*Instructions for the task*.
I'd like every line from the material below that has "Navigation" in it.
=====
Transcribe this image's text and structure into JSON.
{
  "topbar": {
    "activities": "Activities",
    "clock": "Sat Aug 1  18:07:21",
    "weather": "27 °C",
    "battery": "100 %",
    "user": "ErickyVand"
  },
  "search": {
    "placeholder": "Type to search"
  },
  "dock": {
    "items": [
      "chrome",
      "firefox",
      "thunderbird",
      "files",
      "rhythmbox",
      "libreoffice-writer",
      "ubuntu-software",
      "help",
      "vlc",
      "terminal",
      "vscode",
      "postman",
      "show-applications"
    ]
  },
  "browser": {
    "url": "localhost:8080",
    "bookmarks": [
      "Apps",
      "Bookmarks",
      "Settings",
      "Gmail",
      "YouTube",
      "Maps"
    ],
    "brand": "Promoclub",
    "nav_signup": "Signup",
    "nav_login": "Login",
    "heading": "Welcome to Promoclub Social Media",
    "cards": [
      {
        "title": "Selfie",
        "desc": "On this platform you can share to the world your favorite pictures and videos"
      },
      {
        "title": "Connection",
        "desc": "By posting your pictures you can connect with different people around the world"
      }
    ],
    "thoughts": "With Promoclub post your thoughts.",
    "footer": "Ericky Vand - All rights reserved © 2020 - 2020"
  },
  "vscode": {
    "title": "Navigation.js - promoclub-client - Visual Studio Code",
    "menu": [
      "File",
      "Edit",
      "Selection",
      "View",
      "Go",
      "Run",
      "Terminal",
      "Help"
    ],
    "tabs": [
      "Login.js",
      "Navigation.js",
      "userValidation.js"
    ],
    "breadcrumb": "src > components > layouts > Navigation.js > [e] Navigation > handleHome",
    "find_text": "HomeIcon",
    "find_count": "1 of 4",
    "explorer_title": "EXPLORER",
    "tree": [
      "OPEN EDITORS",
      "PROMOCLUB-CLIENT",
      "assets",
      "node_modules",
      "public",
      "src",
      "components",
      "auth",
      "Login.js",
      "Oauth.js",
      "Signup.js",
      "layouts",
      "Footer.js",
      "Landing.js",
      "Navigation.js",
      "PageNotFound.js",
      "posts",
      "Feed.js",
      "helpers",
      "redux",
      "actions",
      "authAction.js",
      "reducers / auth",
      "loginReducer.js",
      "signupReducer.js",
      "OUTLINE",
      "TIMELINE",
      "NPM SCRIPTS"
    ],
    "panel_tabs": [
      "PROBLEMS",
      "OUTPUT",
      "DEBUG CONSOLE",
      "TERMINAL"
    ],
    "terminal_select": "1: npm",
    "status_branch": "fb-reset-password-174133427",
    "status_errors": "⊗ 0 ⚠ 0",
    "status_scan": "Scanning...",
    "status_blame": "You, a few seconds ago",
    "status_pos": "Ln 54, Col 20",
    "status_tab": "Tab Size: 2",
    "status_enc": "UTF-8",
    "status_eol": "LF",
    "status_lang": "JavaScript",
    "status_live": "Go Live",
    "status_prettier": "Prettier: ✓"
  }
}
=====
*Answer area*.
    "title": "Navigation.js - promoclub-client - Visual Studio Code",
      "Navigation.js",
    "breadcrumb": "src > components > layouts > Navigation.js > [e] Navigation > handleHome",
      "Navigation.js",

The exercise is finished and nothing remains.